I was looking for anything to give them, some reason for our visit beyond wild curiosity or the desire to look upon the abominable circumstances of orphans in Africa.
“Put one on your lap”.
Oh God. Please. This is so embarrassing; they will think I’m just looking for a facebook post with Angelina vibes.
Finally he cooled with the photoshoot and the kids broke into song. In unison they sang a welcome song for us, “We are happy, we are happy, for our family. . .”
At one part they put their hands in the air and waved them the way deaf people clap. I threw my hands in the air and peered over at Neema. She didn’t participate. We introduced ourselves one by one. They didn’t laugh at my Swahili, and they clapped when I finished.
After they sang and I threw each child a toffee, I pulled out the Greatest Teacher Book and we announced that we would read them a story. We hadn’t chosen one in advance so as we thumbed the table of contents I pointed out the one entitled, “Do You Remember to Say Thank You?”
We turned to page 97. I started to read and Neema tried to translate. She fumbled with her words so Danny took over. He sat on a bench at the back of the kids and three little girls shared the space inside his arms.
I began- and can you believe the story starts like this:
“Did you eat a meal today?” I prayed that they had, to avoid a real awkward truth.
“Do you know who prepared it? – Perhaps your MOTHER did it. . .”

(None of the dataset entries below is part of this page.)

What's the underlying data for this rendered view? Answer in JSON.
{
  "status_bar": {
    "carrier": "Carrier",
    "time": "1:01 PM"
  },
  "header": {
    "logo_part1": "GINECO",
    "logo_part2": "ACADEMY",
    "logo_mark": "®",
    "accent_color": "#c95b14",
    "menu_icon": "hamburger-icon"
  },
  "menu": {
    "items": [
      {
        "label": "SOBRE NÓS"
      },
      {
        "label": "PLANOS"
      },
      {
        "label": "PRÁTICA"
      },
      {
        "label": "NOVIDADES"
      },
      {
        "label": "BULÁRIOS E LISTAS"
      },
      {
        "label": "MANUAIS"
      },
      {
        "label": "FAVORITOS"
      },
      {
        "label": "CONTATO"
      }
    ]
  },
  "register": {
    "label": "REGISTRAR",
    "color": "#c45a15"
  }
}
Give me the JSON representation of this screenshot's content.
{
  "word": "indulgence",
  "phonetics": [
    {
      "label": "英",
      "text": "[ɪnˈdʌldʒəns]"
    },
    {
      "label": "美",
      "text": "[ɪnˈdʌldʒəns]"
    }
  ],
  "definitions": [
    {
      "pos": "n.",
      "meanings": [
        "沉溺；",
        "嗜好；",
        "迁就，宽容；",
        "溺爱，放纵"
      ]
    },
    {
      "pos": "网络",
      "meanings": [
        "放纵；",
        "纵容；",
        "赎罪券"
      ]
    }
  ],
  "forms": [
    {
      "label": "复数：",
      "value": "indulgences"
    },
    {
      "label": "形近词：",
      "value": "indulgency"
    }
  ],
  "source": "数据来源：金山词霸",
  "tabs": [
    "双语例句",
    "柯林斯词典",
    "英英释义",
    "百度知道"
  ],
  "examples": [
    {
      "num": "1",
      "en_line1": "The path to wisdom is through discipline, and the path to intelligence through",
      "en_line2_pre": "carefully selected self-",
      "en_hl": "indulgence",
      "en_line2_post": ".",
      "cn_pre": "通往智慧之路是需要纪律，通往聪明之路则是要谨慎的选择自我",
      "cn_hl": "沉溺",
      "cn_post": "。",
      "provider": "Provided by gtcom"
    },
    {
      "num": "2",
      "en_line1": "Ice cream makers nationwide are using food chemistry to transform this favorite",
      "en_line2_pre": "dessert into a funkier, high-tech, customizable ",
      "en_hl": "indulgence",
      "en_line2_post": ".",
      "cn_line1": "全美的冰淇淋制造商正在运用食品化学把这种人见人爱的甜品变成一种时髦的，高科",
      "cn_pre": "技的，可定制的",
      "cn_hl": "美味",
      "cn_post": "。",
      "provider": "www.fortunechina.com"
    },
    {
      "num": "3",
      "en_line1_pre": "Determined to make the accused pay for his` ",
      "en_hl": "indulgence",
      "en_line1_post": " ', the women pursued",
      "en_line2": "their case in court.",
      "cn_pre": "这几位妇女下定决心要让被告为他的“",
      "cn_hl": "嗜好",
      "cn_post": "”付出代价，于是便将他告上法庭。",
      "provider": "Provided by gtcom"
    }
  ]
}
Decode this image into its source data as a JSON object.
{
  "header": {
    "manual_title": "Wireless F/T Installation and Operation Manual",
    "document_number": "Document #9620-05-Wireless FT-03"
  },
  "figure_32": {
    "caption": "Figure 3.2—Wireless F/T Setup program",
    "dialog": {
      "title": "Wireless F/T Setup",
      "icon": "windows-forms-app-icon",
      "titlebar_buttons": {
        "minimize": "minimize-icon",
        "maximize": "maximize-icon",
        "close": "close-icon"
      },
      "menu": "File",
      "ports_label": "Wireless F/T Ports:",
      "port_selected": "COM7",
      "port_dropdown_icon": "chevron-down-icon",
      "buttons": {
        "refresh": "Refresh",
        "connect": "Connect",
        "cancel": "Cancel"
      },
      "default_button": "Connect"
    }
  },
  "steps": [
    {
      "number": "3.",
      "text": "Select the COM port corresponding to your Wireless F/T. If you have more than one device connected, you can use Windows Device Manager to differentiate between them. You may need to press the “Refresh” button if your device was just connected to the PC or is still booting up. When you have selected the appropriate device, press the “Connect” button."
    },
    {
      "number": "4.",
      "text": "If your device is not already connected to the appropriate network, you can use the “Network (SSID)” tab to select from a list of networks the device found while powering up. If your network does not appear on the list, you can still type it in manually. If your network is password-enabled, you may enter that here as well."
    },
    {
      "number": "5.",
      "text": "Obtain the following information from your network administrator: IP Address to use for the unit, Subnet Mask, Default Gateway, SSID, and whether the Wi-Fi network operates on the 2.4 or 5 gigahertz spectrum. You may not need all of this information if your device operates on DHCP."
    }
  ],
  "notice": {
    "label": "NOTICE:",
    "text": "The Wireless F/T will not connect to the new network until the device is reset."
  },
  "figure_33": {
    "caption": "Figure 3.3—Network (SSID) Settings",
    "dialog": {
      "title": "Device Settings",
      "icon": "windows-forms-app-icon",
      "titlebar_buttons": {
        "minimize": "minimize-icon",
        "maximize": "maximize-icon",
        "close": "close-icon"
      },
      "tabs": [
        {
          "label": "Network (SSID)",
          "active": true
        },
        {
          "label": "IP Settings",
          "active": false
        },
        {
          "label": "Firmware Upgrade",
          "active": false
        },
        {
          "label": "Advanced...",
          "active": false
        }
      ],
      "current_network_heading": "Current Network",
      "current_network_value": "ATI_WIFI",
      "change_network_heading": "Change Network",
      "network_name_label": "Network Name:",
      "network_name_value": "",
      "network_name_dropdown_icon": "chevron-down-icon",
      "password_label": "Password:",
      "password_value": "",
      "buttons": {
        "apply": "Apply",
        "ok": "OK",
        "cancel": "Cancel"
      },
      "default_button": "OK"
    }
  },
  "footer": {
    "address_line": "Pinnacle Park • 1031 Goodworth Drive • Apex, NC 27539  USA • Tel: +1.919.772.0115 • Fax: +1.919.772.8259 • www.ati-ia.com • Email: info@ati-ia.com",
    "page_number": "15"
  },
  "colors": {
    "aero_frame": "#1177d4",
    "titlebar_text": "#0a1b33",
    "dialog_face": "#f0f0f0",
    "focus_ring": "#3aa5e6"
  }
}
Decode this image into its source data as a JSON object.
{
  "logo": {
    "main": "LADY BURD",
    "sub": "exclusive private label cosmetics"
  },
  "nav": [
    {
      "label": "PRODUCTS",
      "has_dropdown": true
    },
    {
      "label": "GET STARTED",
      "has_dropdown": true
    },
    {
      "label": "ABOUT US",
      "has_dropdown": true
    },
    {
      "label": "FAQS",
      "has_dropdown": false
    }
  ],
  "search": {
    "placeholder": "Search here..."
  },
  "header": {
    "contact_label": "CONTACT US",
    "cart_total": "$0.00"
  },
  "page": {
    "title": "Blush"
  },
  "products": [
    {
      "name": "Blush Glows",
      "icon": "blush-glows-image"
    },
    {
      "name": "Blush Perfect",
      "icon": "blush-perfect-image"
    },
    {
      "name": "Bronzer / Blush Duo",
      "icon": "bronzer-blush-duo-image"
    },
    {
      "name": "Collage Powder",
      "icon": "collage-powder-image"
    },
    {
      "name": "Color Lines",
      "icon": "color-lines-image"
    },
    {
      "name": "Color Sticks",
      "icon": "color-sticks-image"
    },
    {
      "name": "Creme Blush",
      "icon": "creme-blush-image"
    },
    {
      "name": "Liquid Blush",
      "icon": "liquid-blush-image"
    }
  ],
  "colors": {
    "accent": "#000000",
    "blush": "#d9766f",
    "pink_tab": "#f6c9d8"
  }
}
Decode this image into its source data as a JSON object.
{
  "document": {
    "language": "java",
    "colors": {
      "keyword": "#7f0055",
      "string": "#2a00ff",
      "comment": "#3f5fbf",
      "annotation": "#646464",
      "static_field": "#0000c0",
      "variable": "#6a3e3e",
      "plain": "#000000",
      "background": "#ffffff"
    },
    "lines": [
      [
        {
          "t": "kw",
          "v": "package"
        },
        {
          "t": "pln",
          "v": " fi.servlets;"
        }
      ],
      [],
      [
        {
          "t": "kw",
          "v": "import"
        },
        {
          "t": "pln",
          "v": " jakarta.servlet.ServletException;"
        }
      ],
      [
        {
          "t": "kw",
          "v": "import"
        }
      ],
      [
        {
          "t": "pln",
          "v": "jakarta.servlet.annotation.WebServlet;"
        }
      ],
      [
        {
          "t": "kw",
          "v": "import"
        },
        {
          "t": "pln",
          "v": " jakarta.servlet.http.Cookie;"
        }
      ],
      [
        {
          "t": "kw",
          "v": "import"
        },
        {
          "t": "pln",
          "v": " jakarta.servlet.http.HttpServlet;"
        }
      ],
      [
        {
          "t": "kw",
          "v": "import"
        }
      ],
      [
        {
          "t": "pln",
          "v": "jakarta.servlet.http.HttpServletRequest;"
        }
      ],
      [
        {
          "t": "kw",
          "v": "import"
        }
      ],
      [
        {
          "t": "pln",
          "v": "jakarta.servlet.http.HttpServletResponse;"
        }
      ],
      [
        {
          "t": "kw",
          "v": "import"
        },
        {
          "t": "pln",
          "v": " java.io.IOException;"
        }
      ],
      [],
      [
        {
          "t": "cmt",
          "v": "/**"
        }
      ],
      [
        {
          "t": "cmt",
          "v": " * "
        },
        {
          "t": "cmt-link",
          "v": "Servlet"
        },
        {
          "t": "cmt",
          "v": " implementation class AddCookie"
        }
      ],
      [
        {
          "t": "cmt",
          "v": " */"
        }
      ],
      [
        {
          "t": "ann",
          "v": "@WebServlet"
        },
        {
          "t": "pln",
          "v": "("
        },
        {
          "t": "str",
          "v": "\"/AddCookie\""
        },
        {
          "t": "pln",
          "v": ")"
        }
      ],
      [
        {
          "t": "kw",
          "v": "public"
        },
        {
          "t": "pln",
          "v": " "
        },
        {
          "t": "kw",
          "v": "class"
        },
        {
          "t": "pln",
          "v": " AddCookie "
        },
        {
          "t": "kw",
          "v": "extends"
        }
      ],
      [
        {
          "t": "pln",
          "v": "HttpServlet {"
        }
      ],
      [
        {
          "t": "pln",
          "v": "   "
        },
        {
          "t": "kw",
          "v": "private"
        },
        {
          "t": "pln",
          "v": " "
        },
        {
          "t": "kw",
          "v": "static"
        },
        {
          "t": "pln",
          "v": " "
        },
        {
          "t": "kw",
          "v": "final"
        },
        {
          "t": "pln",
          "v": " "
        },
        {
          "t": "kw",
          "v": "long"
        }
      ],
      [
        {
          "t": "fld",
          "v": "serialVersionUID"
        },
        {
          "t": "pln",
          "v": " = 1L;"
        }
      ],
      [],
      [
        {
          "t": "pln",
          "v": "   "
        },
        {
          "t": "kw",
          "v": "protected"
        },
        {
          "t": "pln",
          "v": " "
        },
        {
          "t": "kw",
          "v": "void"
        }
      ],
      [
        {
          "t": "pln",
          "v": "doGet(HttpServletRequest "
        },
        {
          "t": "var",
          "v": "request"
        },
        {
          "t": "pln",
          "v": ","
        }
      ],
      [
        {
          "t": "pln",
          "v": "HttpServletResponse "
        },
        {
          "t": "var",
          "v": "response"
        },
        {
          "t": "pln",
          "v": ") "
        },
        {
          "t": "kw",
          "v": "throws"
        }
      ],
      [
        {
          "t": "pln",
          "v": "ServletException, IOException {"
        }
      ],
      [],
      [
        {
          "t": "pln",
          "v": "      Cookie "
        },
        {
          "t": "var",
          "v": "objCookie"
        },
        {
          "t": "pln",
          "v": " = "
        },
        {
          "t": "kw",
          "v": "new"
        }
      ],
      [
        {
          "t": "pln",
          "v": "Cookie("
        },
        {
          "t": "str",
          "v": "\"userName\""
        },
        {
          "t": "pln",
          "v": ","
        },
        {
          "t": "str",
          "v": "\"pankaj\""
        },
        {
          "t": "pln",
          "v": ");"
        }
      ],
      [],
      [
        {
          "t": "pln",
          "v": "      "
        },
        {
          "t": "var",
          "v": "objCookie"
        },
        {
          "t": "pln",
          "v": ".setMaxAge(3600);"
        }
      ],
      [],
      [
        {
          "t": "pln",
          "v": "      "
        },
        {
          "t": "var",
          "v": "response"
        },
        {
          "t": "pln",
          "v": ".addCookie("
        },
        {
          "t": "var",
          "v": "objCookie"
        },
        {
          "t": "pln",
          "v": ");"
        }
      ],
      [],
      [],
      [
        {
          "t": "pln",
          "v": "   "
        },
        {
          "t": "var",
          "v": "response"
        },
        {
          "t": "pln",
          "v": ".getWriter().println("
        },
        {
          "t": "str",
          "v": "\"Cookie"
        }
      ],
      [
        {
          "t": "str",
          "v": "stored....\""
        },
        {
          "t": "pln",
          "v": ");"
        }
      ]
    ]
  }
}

Aye. Not a good start for hungry orphans. I skipped the line about their mothers.
We continued. The story took a strange turn when it began to describe how lepers’ flesh falls off and how they were thrown out of the city and rejected by common society in Bible times. As I tried to read I held in nervous laughter and disbelief at how not ideal this story was turning out to be.
“If a leper saw another person coming, he would have to call out to warn that person to stay away from him.”
I held it in, and looked up guiltily as the children listened for the translation.
The story took ages to develop, especially translating line for line. Finally, Danny was unable to bear it anymore;
“Can we skip to the moral, this relates to saying thank-you??” he asked after I read,
“. . .when he was well, he could live with people again.”
I got the point and skipped to the last few paragraphs about the different situations we could say thank you in. I threw candies out like they were apologies and managed three little girls on my lap; including Fatuma, the little one with AIDS. The kids sucked on salty toffee as their noses ran down their faces.
My arms became sticky with as their grubby little hands pawed at me; it didn’t gross me out. I just kept peeling the papers off their candies and hoping to somehow make their day a bit better; as cliché as that sounds.
Soon we were listening as they sang their goodbye song, “We are happy, we are happy to say goodbye. . . .” This time they clapped at intervals.
I eyed up one little girl with a tiny oval face and hands the size of a baby’s. Her round head was covered in a blue headscarf, she was awful little to wear a head covering so I wondered if it was for reasons of faith or health. I gave her another candy.
We said our goodbyes and climbed back in the blue SUV outside the upside down house.